Available records.
--- START ---

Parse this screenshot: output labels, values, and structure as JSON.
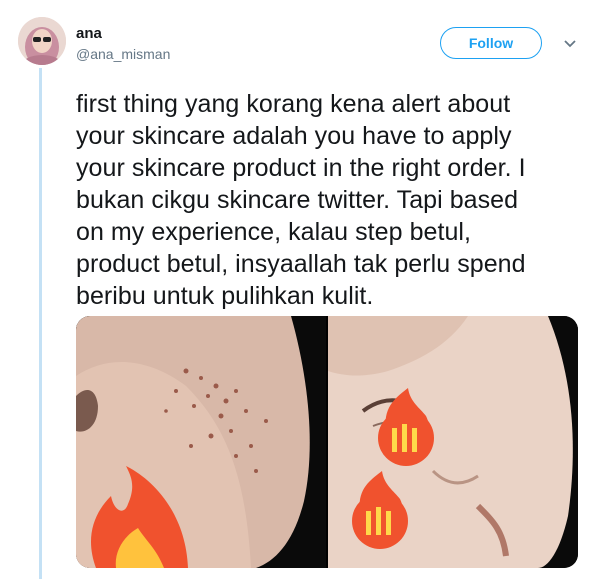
{
  "user": {
    "display_name": "ana",
    "handle": "@ana_misman",
    "follow_label": "Follow"
  },
  "tweet": {
    "text": "first thing yang korang kena alert about\nyour skincare adalah you have to apply\nyour skincare product in the right order. I\nbukan cikgu skincare twitter. Tapi based\non my experience, kalau step betul,\nproduct betul, insyaallah tak perlu spend\nberibu untuk pulihkan kulit."
  },
  "media": {
    "photos": [
      {
        "icon": "lit-fire-emoji"
      },
      {
        "icon": "lit-fire-emoji"
      }
    ]
  },
  "colors": {
    "accent": "#1da1f2",
    "thread_line": "#c4e1f5",
    "secondary_text": "#657786"
  }
}
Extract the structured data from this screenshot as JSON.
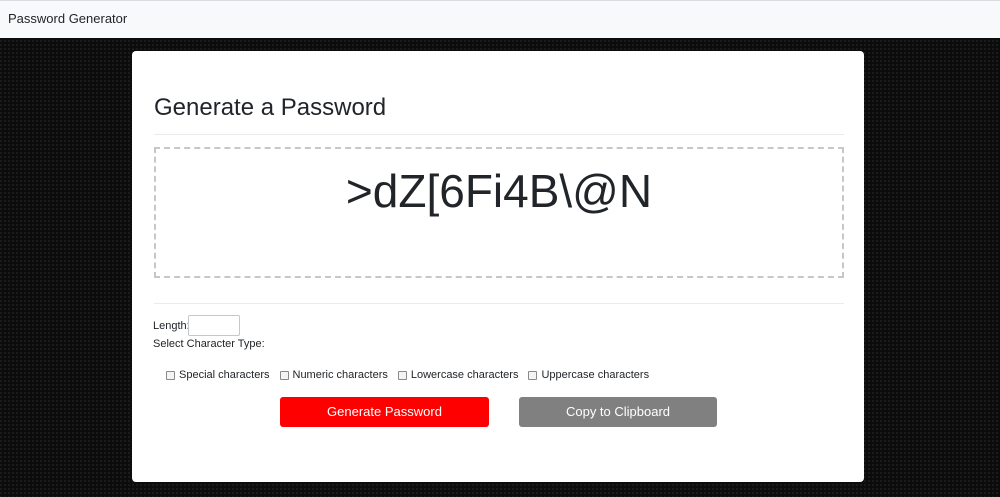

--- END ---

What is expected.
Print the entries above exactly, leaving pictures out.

Output of the exercise.
Parse this screenshot: output labels, values, and structure as JSON.
{
  "user": {
    "display_name": "ana",
    "handle": "@ana_misman",
    "follow_label": "Follow"
  },
  "tweet": {
    "text": "first thing yang korang kena alert about\nyour skincare adalah you have to apply\nyour skincare product in the right order. I\nbukan cikgu skincare twitter. Tapi based\non my experience, kalau step betul,\nproduct betul, insyaallah tak perlu spend\nberibu untuk pulihkan kulit."
  },
  "media": {
    "photos": [
      {
        "icon": "lit-fire-emoji"
      },
      {
        "icon": "lit-fire-emoji"
      }
    ]
  },
  "colors": {
    "accent": "#1da1f2",
    "thread_line": "#c4e1f5",
    "secondary_text": "#657786"
  }
}
Extract the structured data from this screenshot as JSON.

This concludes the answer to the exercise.